(Critical Survey of Contemporary Fiction)

Fong Tai, at age nineteen, is already fond of Western ways and balks at his prearranged marriage. China in 1880 is a country divided against itself. The Han majority is ruled by the minority Manchus, whose Empress Dowager (Tsu Hsi of the Ching Dynasty) lives to see the failure of the Boxer Rebellion, which aimed to “purify” China of foreign ideas, at the turn of the century. Though Fong Tai rises to some political prominence, his favored reforms are dashed by the Boxers and his life is lost in the fighting.

Fong’s daughter, Brigid, escapes to France and returns to her homeland full of hate for the Boxers and the old dynasty and fearing the rape of China by European powers. By 1910, Brigid is enmeshed in the politics of Dr. Sun Yat-sen, whose republican sentiments, and the power plays by the Chinese warlords, give way in the 1930’s to war with Japan and the rise of Chinese Communism. Mao Tse-tung declares the People’s Republic on October 1, 1949.
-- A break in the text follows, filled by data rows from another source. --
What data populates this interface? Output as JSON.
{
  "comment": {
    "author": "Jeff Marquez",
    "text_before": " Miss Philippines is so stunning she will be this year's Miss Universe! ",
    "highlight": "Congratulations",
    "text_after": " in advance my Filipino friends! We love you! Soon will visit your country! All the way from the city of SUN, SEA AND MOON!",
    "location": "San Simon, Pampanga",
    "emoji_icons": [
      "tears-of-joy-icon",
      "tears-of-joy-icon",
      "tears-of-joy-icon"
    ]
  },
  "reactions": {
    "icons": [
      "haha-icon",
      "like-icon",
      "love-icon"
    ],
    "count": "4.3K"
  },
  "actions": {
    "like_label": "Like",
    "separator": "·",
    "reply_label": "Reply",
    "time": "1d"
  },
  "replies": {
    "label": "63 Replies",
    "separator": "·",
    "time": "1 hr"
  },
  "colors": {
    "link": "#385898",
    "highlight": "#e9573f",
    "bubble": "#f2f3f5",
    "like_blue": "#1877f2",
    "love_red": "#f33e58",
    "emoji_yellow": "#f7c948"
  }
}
Brigid, an aspiring actress, is confident, temperamental, and incredibly beautiful; a tempestuous affair between Brigid and actor Bo Ho yields Mabel, who at fifteen is discovered by her mother to be a stripper in a local bar. Eventually Mabel marries and accepts the Communist line, but she fears that the Party is turning her two sons, Pang Sin and Jimmy, into robots. Though both boys become Red Guards in the 1960’s, Jimmy’s humanity triumphs over the reigning student terrorism; in 1976, he welcomes a new pragmatism, a new openness in China.
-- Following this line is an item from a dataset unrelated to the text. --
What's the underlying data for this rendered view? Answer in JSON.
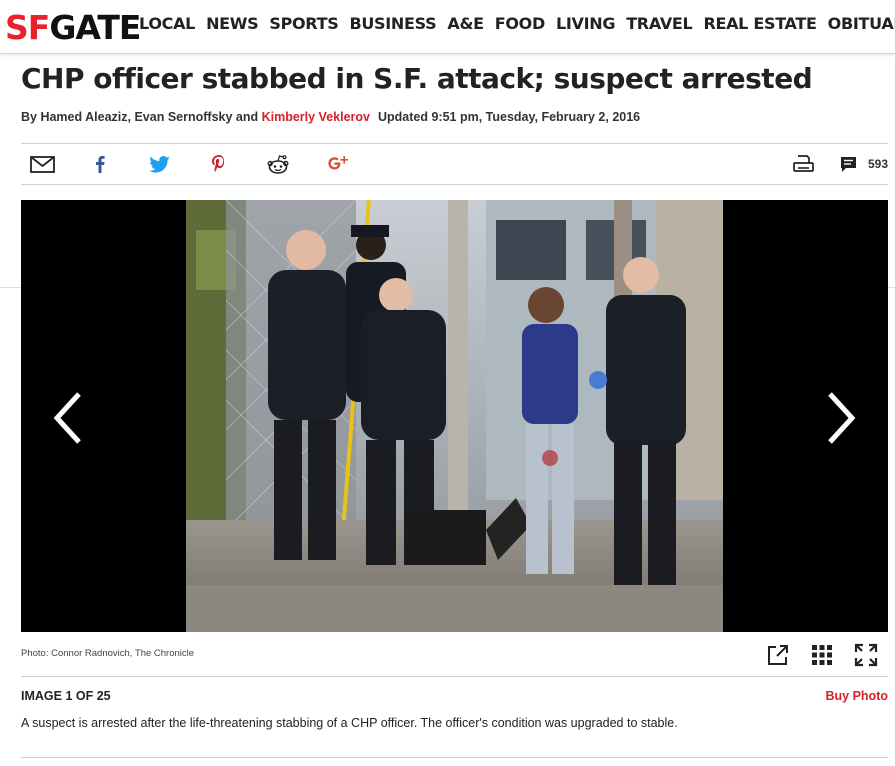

The fictional characters created by C.Y. Lee are feisty and intriguing, but his pedestrian prose betrays them. CHINA SAGA is not mere soap opera, for Brigid and Mabel, Pang Sin and Jimmy help illuminate the internal contradictions in Chinese politics and flesh out the book’s theme, that of cultural change. Yet the reader longs for emotional depth that is more than cliche. The characters live for a moment; but in the end it is the reality of China that holds the reader’s interest.